Is Trump Abandoning America’s Role as a World Leader?
Ved Nanda is Evans University Professor and director of the Ved Nanda Center for International and Comparative Law. He has taught at the University of Denver's Sturm College of Law since 1965. Nanda is past president of the World Jurist Association, former honorary vice president of the American Society of International Law and a member of the advisory council of the United States Institute of Human Rights.
Is America signaling its retreat from leading the world? Will the new administration’s policies reflect President Donald Trump’s rhetoric during and after the presidential campaign? If so, will this lead to a world economic order led by China, succeeding the U.S. as the new global leader? How will it affect the U.S. pivot to Asia, the Atlantic Alliance, and U.S. relations with the European Union and NATO?
Among Trump’s notable remarks are his declaration that NATO is “obsolete” and Brexit “a great thing,” and his threats to withdraw from the Trans-Pacific Partnership, renegotiate the North American Free Trade Agreement, and impose a 35 percent tariff against Mexico and 45 percent on Chinese goods.

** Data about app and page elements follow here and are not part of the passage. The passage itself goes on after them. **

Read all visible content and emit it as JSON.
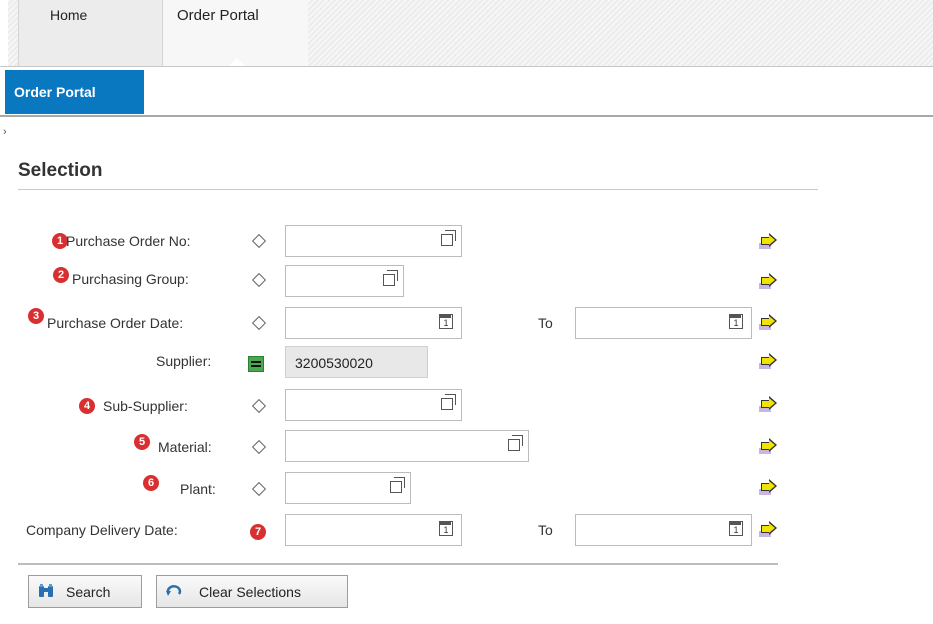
{
  "topnav": {
    "home_label": "Home",
    "order_portal_label": "Order Portal"
  },
  "subnav": {
    "active_tab": "Order Portal"
  },
  "section": {
    "title": "Selection"
  },
  "fields": {
    "po_no": {
      "label": "Purchase Order No:",
      "badge": "1"
    },
    "purch_group": {
      "label": "Purchasing Group:",
      "badge": "2"
    },
    "po_date": {
      "label": "Purchase Order Date:",
      "badge": "3",
      "to_label": "To"
    },
    "supplier": {
      "label": "Supplier:",
      "value": "3200530020"
    },
    "sub_supplier": {
      "label": "Sub-Supplier:",
      "badge": "4"
    },
    "material": {
      "label": "Material:",
      "badge": "5"
    },
    "plant": {
      "label": "Plant:",
      "badge": "6"
    },
    "delivery_date": {
      "label": "Company Delivery Date:",
      "badge": "7",
      "to_label": "To"
    }
  },
  "calendar_day": "1",
  "buttons": {
    "search": "Search",
    "clear": "Clear Selections"
  },
  "colors": {
    "accent": "#0a77c1",
    "badge": "#d83030",
    "go_arrow": "#f1e400",
    "equals_icon": "#4aa84f"
  }
}
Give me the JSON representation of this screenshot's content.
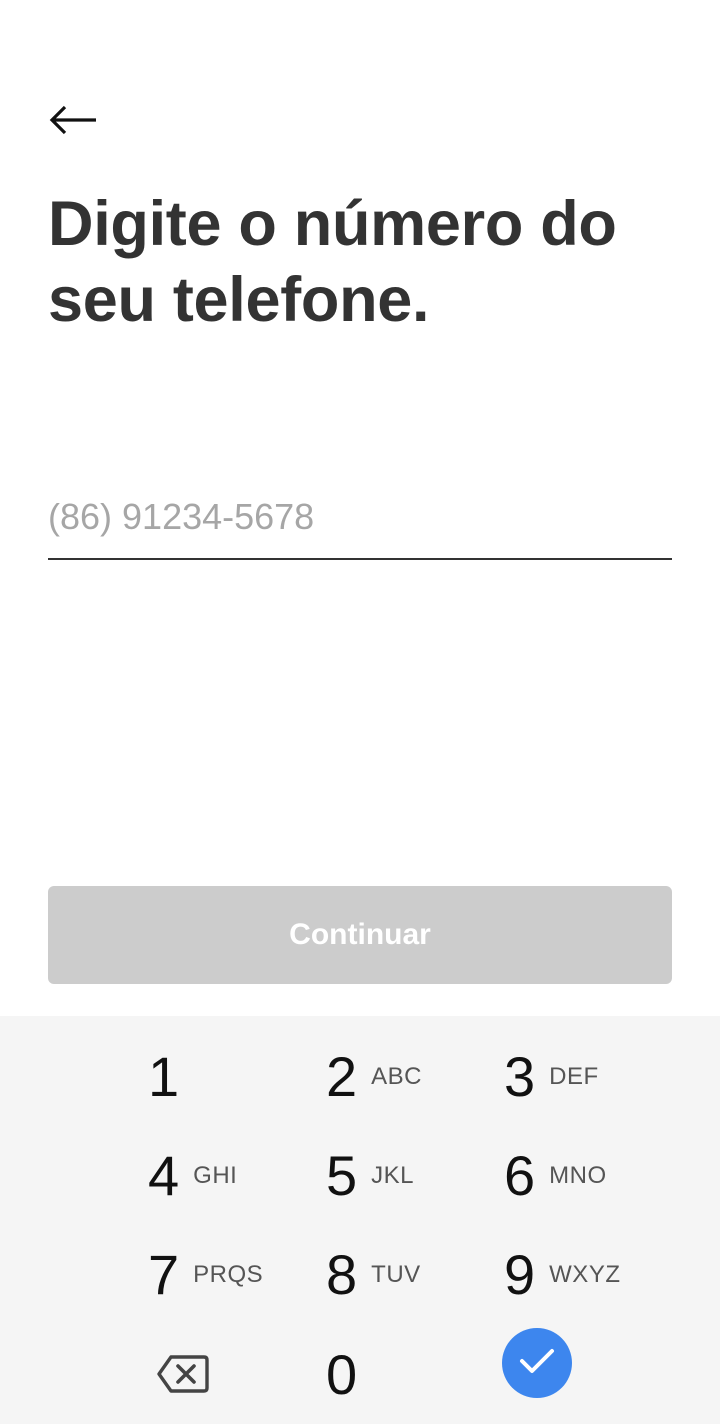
{
  "header": {
    "back_icon": "arrow-left-icon",
    "title": "Digite o número do seu telefone."
  },
  "phone": {
    "value": "",
    "placeholder": "(86) 91234-5678"
  },
  "actions": {
    "continue_label": "Continuar",
    "continue_bg": "#cccccc",
    "continue_enabled": false
  },
  "keypad": {
    "background": "#f5f5f5",
    "keys": [
      {
        "digit": "1",
        "letters": ""
      },
      {
        "digit": "2",
        "letters": "ABC"
      },
      {
        "digit": "3",
        "letters": "DEF"
      },
      {
        "digit": "4",
        "letters": "GHI"
      },
      {
        "digit": "5",
        "letters": "JKL"
      },
      {
        "digit": "6",
        "letters": "MNO"
      },
      {
        "digit": "7",
        "letters": "PRQS"
      },
      {
        "digit": "8",
        "letters": "TUV"
      },
      {
        "digit": "9",
        "letters": "WXYZ"
      },
      {
        "digit": "0",
        "letters": ""
      }
    ],
    "backspace_icon": "backspace-icon",
    "done_icon": "check-icon",
    "done_color": "#3d86ee"
  }
}
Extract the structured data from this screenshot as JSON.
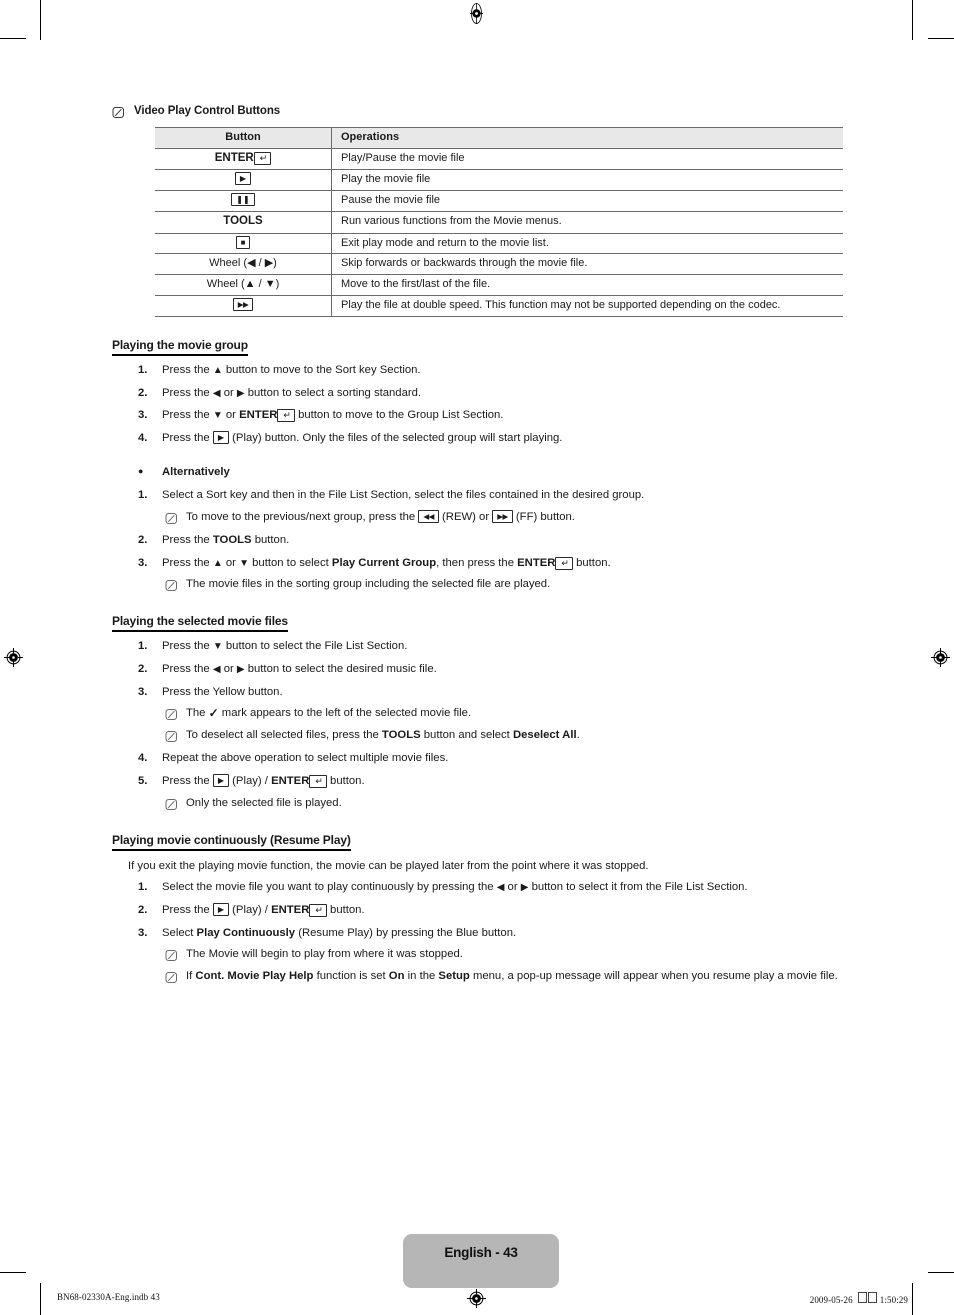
{
  "note_title": "Video Play Control Buttons",
  "table": {
    "headers": [
      "Button",
      "Operations"
    ],
    "rows": [
      {
        "button": "ENTER",
        "button_key": "return-arrow",
        "button_bold": true,
        "operation": "Play/Pause the movie file"
      },
      {
        "button": "",
        "button_key": "play",
        "button_bold": false,
        "operation": "Play the movie file"
      },
      {
        "button": "",
        "button_key": "pause",
        "button_bold": false,
        "operation": "Pause the movie file"
      },
      {
        "button": "TOOLS",
        "button_key": "",
        "button_bold": true,
        "operation": "Run various functions from the Movie menus."
      },
      {
        "button": "",
        "button_key": "stop",
        "button_bold": false,
        "operation": "Exit play mode and return to the movie list."
      },
      {
        "button": "Wheel (◀ / ▶)",
        "button_key": "",
        "button_bold": false,
        "operation": "Skip forwards or backwards through the movie file."
      },
      {
        "button": "Wheel (▲ / ▼)",
        "button_key": "",
        "button_bold": false,
        "operation": "Move to the first/last of the file."
      },
      {
        "button": "",
        "button_key": "fast-forward",
        "button_bold": false,
        "operation": "Play the file at double speed. This function may not be supported depending on the codec."
      }
    ]
  },
  "sections": [
    {
      "heading": "Playing the movie group",
      "steps": [
        {
          "marker": "1.",
          "text": "Press the ▲ button to move to the Sort key Section."
        },
        {
          "marker": "2.",
          "text": "Press the ◀ or ▶ button to select a sorting standard."
        },
        {
          "marker": "3.",
          "text": "Press the ▼ or ENTER⏎ button to move to the Group List Section."
        },
        {
          "marker": "4.",
          "text": "Press the ▶ (Play) button. Only the files of the selected group will start playing."
        },
        {
          "marker": "●",
          "text": "Alternatively"
        },
        {
          "marker": "1.",
          "text": "Select a Sort key and then in the File List Section, select the files contained in the desired group."
        },
        {
          "marker": "",
          "text": "To move to the previous/next group, press the ◀◀ (REW) or ▶▶ (FF) button."
        },
        {
          "marker": "2.",
          "text": "Press the TOOLS button."
        },
        {
          "marker": "3.",
          "text": "Press the ▲ or ▼ button to select Play Current Group, then press the ENTER⏎ button."
        },
        {
          "marker": "",
          "text": "The movie files in the sorting group including the selected file are played."
        }
      ]
    },
    {
      "heading": "Playing the selected movie files",
      "steps": [
        {
          "marker": "1.",
          "text": "Press the ▼ button to select the File List Section."
        },
        {
          "marker": "2.",
          "text": "Press the ◀ or ▶ button to select the desired music file."
        },
        {
          "marker": "3.",
          "text": "Press the Yellow button."
        },
        {
          "marker": "",
          "text": "The ✓ mark appears to the left of the selected movie file."
        },
        {
          "marker": "",
          "text": "To deselect all selected files, press the TOOLS button and select Deselect All."
        },
        {
          "marker": "4.",
          "text": "Repeat the above operation to select multiple movie files."
        },
        {
          "marker": "5.",
          "text": "Press the ▶ (Play) / ENTER⏎ button."
        },
        {
          "marker": "",
          "text": "Only the selected file is played."
        }
      ]
    },
    {
      "heading": "Playing movie continuously (Resume Play)",
      "intro": "If you exit the playing movie function, the movie can be played later from the point where it was stopped.",
      "steps": [
        {
          "marker": "1.",
          "text": "Select the movie file you want to play continuously by pressing the ◀ or ▶ button to select it from the File List Section."
        },
        {
          "marker": "2.",
          "text": "Press the ▶ (Play) / ENTER⏎ button."
        },
        {
          "marker": "3.",
          "text": "Select Play Continuously (Resume Play) by pressing the Blue button."
        },
        {
          "marker": "",
          "text": "The Movie will begin to play from where it was stopped."
        },
        {
          "marker": "",
          "text": "If Cont. Movie Play Help function is set On in the Setup menu, a pop-up message will appear when you resume play a movie file."
        }
      ]
    }
  ],
  "footer": {
    "page_badge": "English - 43",
    "file_ref": "BN68-02330A-Eng.indb   43",
    "date": "2009-05-26",
    "time": "1:50:29"
  },
  "colors": {
    "table_header_bg": "#e8e8e8",
    "table_border": "#6a6a6a",
    "badge_bg": "#b6b6b6",
    "text": "#1a1a1a"
  }
}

Trump turned his rhetoric into reality by signing on Monday (Jan 23) an executive order withdrawing the United States from the 12-nation TPP, which was a signature achievement of the Obama administration. According to the U.S. Council for International Business, the Asia-Pacific region, accounting for 40 percent of the global economy, is a key market for future growth of U.S. companies — by 2030, two-thirds of all middle-class consumers will be in Asia.
The U.S. withdrawal from TPP, a follow-up to Trump’s “America first” strategy, indicates disengagement in this vital region, creating an economic vacuum which will be filled by China. China is not a party to the agreement but will likely shape the regional economic development and rewrite the international commerce rules, certainly not to U.S. liking.
China’s initiative, Asian Infrastructure Investment Bank, which has 25 African, European and Latin American countries ready to join as new members, evidences its determination to define a global agenda on its terms. Australian Prime Minister Malcolm Turnbull and several leaders of other TPP parties have indicated their intention to pursue the TPP without the U.S., and to open the door to China’s joining it.
What an irony that China’s President Xi Jinping recently championed free trade and globalization at the World Economic Forum in Davos, Switzerland. “Trade protectionism,” he said, is like “locking oneself in a dark room.”
With the United States abandoning the TPP, U.S. credibility will be hurt, as we will be seen as an unreliable partner. Several countries in the region, such as Malaysia and the Philippines, have already started seeking closer ties with Beijing, and Cambodia has recently scrapped U.S. military exercises.
Trump’s comments on NATO have also alarmed our European allies. He has attacked NATO because it was not set up to respond to terrorist threats and because our allies are not helping to bear the financial burden fairly. It is worth noting that, after 9/11, NATO members undertook military operations in Afghanistan in pursuance of their commitment under Article V of NATO’s charter, which obliges members to defend one another unconditionally. This commitment has also deterred Russia from aggression in Eastern Europe. Currently, the U.S. share to fund NATO is not necessarily a lion’s share, at about 22 percent, compared to about 15 percent for Germany, 11 for France, 10 for the UK, 8 for Italy, and 7 for Canada.
Led by the U.S. and based upon the values we share — democracy, human rights, free markets, and the rule of law — the Atlantic Alliance has ensured peace, stability and prosperity since the Second World War. UK Prime Minister Theresa May, who will be the first foreign leader to officially visit the U.S. to meet Trump, has said she will urge him not to undermine European unity — it is certainly not in our interest to do so. U.S. security and strategic interests lie in a strong and united Europe and a robust NATO.
On the economic front, erecting trade barriers inevitably hurts U.S. consumers. Imposing tariffs, especially on China, is likely to result in retaliation and could trigger a trade war, causing great damage to U.S. jobs and the entire economy.
We need allies and closer cooperation, rather than going at it alone.